24034-Most_From_Doc Getting the Most Out of Your Doctor:
Tactics for Managing Hospitalization
By Ann Gerhardt, MD
March 2024
Print Version

One of my relatives recently had problems with anger during his hospitalization, as I did during mine in 2022.  Here is what I realized then and recently shared with him. 

1)  Recognize that unexpectedly finding yourself in a hospital with an illness or injury is not the fault of the hospital staff or doctors.  There is an adjustment period during which one must deal with depression and anger over a sudden health problem and unknown people telling you what to do.

2)  Understand the difference between agency and autonomy.  Agency is the right and power to make major decisions, like consent to a procedure and leaving or remaining in the hospital.  By law, every patient or their power of attorney, if the patient’s brain isn’t working, has agency.
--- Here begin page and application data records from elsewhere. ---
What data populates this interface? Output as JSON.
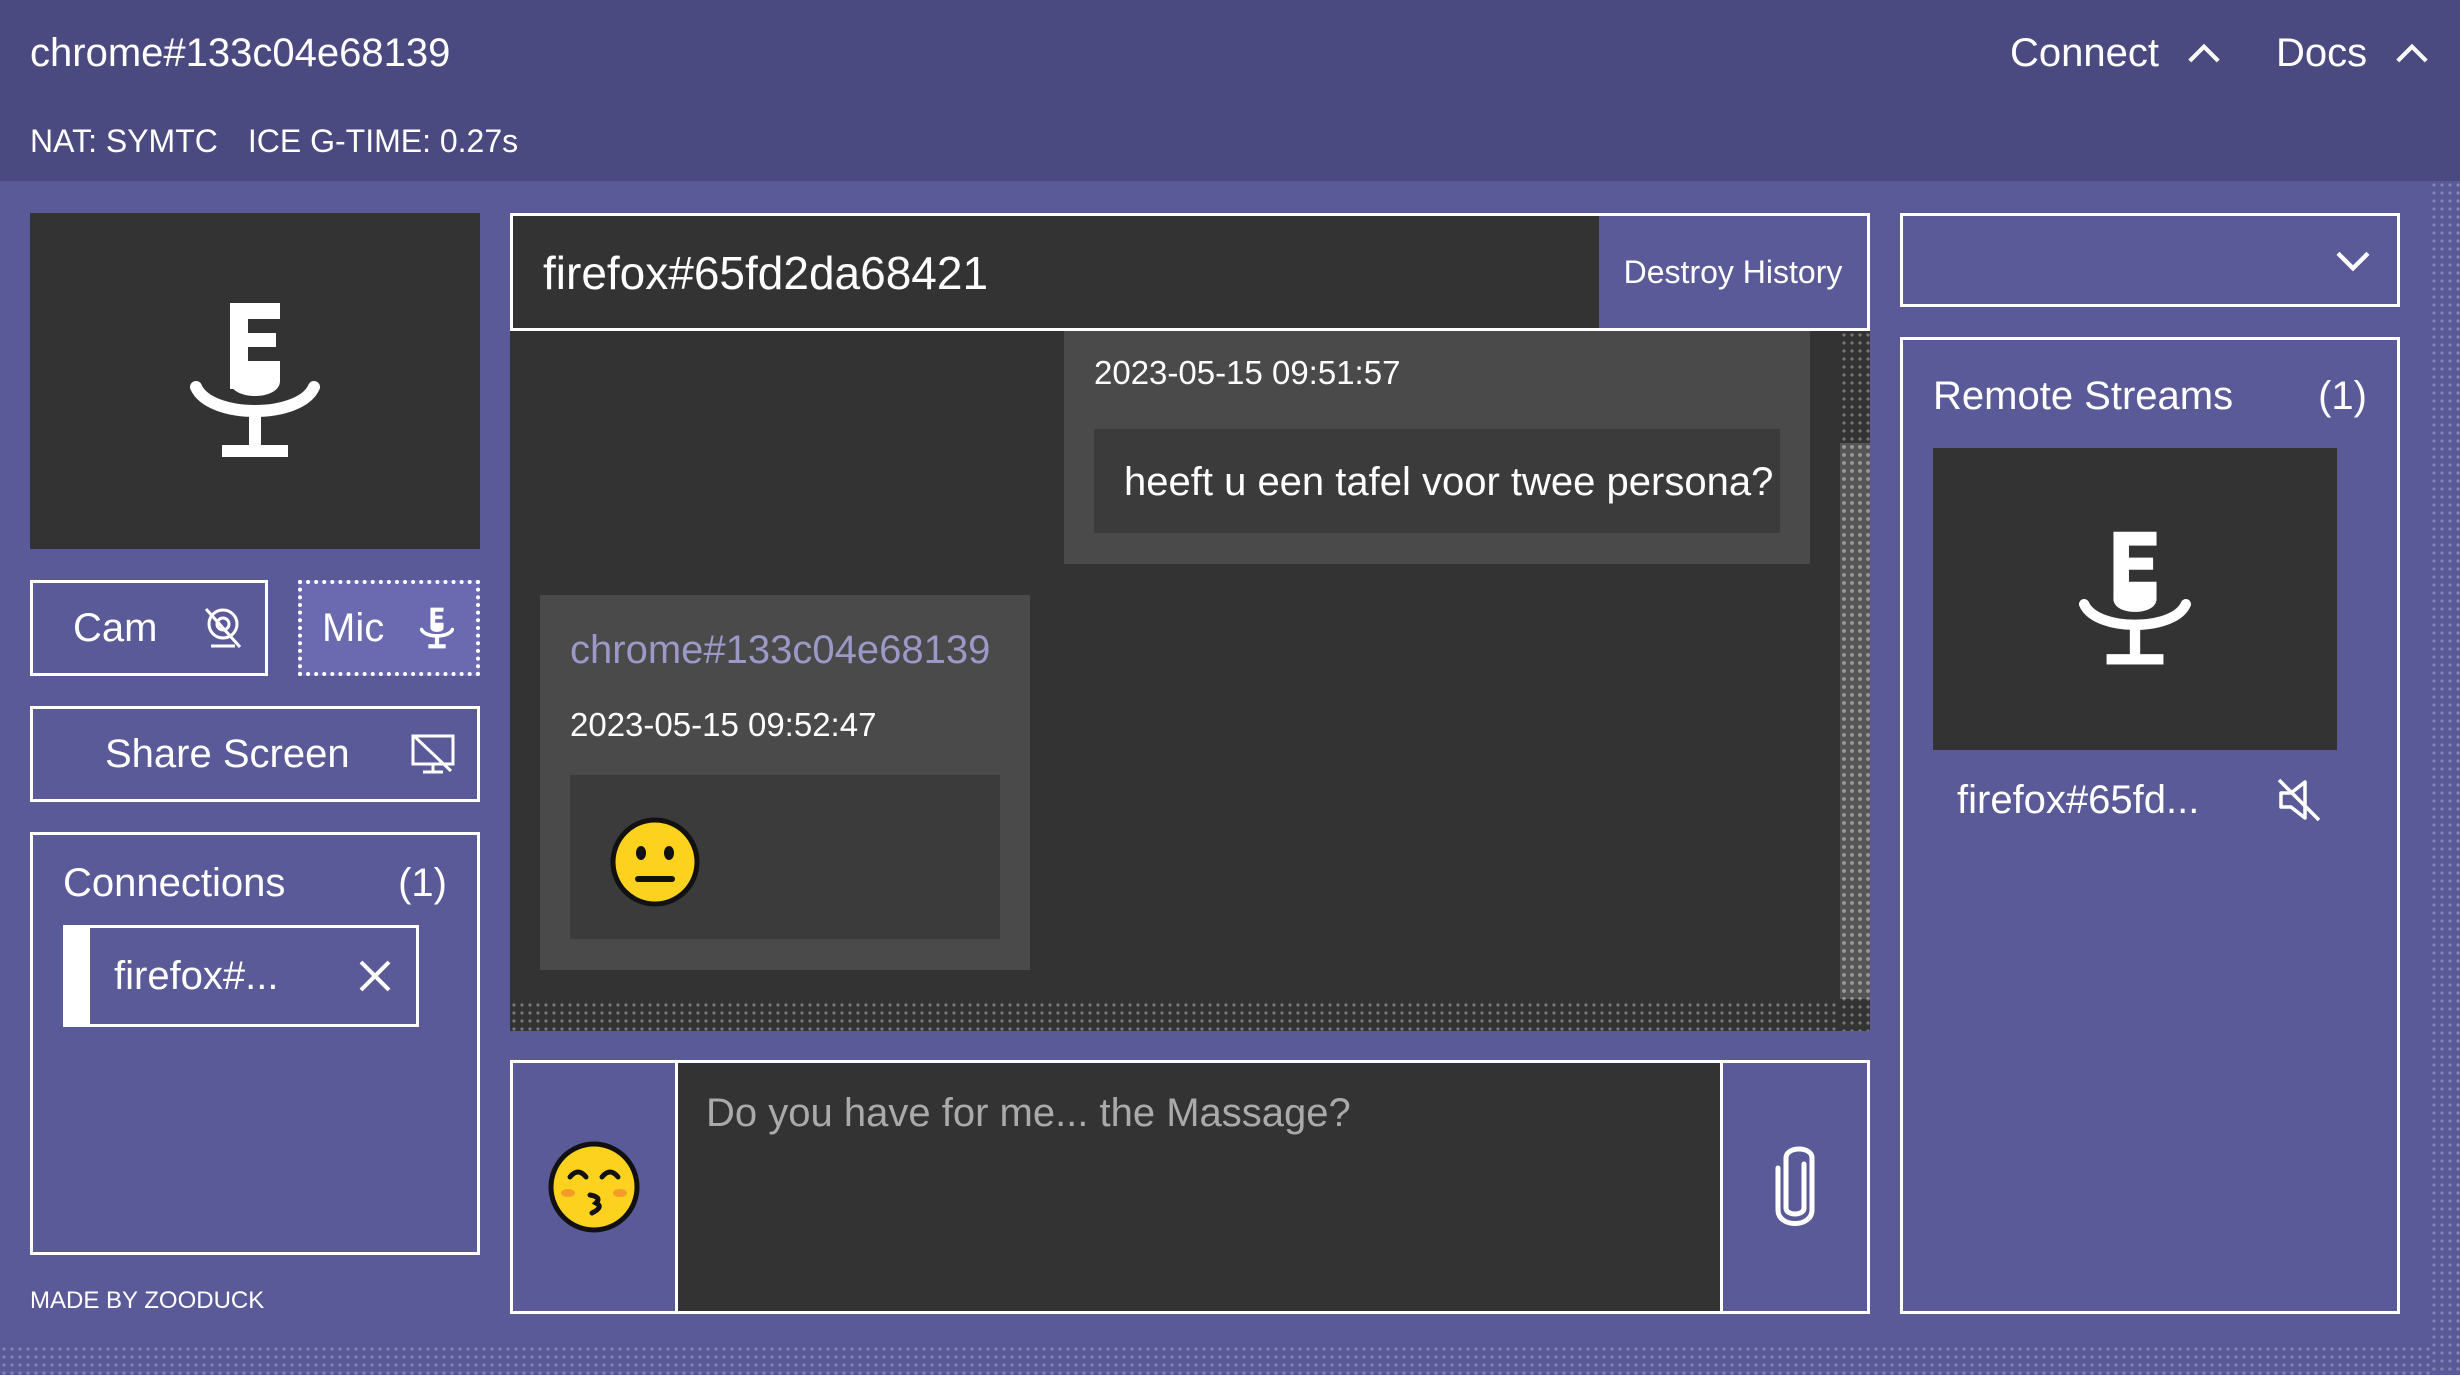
{
  "header": {
    "title": "chrome#133c04e68139",
    "nat": "NAT: SYMTC",
    "ice": "ICE G-TIME: 0.27s",
    "nav": [
      {
        "label": "Connect",
        "icon": "chevron-up-icon"
      },
      {
        "label": "Docs",
        "icon": "chevron-up-icon"
      }
    ]
  },
  "local": {
    "preview_icon": "microphone-icon",
    "cam_label": "Cam",
    "cam_icon": "camera-off-icon",
    "mic_label": "Mic",
    "mic_icon": "microphone-icon",
    "mic_active": true,
    "share_label": "Share Screen",
    "share_icon": "screen-share-off-icon"
  },
  "connections": {
    "title": "Connections",
    "count": "(1)",
    "items": [
      {
        "label": "firefox#...",
        "icon": "close-icon"
      }
    ]
  },
  "credit": "MADE BY ZOODUCK",
  "chat": {
    "peer": "firefox#65fd2da68421",
    "destroy_label": "Destroy History",
    "messages": [
      {
        "direction": "sent",
        "time": "2023-05-15 09:51:57",
        "text": "heeft u een tafel voor twee persona?"
      },
      {
        "direction": "received",
        "sender": "chrome#133c04e68139",
        "time": "2023-05-15 09:52:47",
        "emoji": "neutral-face"
      }
    ],
    "composer": {
      "emoji_icon": "kissing-smiling-eyes-emoji",
      "placeholder": "Do you have for me... the Massage?",
      "attach_icon": "paperclip-icon"
    }
  },
  "remote": {
    "select_icon": "chevron-down-icon",
    "title": "Remote Streams",
    "count": "(1)",
    "streams": [
      {
        "name": "firefox#65fd...",
        "icon": "microphone-icon",
        "muted_icon": "speaker-muted-icon"
      }
    ]
  },
  "colors": {
    "background": "#5b5a99",
    "header": "#4b4a80",
    "panel_dark": "#333333",
    "bubble": "#4a4a4a",
    "bubble_inner": "#3b3b3b",
    "sender_text": "#9a99c7",
    "emoji_yellow": "#fcd21e"
  }
}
No hospital patient has autonomy to make minor decisions, since they and their nurses have to follow doctors’ orders and hospital rules for safety reasons, and also schedules, to prevent chaos, even if they feel inconvenient. 
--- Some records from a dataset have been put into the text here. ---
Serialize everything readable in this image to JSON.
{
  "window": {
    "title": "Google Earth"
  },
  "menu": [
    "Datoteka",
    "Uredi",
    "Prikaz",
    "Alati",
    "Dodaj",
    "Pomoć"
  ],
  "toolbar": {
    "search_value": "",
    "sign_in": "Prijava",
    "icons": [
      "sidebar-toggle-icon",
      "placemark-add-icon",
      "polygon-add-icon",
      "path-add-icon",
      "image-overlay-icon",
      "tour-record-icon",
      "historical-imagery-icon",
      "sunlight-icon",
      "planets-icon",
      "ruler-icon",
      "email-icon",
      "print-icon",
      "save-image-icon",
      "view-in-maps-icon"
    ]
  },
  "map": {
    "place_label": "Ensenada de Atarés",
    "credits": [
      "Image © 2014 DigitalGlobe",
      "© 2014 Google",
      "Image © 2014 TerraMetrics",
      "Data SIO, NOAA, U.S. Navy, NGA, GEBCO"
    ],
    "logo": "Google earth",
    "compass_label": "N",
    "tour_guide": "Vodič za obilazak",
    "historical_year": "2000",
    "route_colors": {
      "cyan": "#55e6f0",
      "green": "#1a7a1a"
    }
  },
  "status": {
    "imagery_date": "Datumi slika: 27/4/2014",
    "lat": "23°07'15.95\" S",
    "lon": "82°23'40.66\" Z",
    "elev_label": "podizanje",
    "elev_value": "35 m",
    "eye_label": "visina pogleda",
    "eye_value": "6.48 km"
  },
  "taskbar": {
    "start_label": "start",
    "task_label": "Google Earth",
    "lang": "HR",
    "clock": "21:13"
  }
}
Patients and family may negotiate minor decisions with doctors, ancillary staff like dietitians and nurses (bedside or supervisory).  Remember that all personnel have the agency to leave hospital employment and we should not make their life so miserable that we give them reason to quit, unless we’ve been harmed.  So, using our polite words has a place in the hospital.  That and a sense of humor usually helps to make us a VIP and receive better care. 

My example of hospitalization compliance:

Autonomy:  I understood that a night nurse had to help me get out of bed to the bathroom safely, but I would have personally fired her over her nagging me to poop faster.  I negotiated with doctors about medications with unpleasant side effects.  Too bad that nurse wasn’t working the night a new medication gave me uncontrollable diarrhea. 

Agency: I verbally lambasted the doctor who tried to schedule me for a procedure that I had refused, suggesting that he do it in my place.

I’m not claiming to have been a perfect patient, but I and everyone on my care team made it out alive, including the kitchen staff who refused to give me pickles😊.╣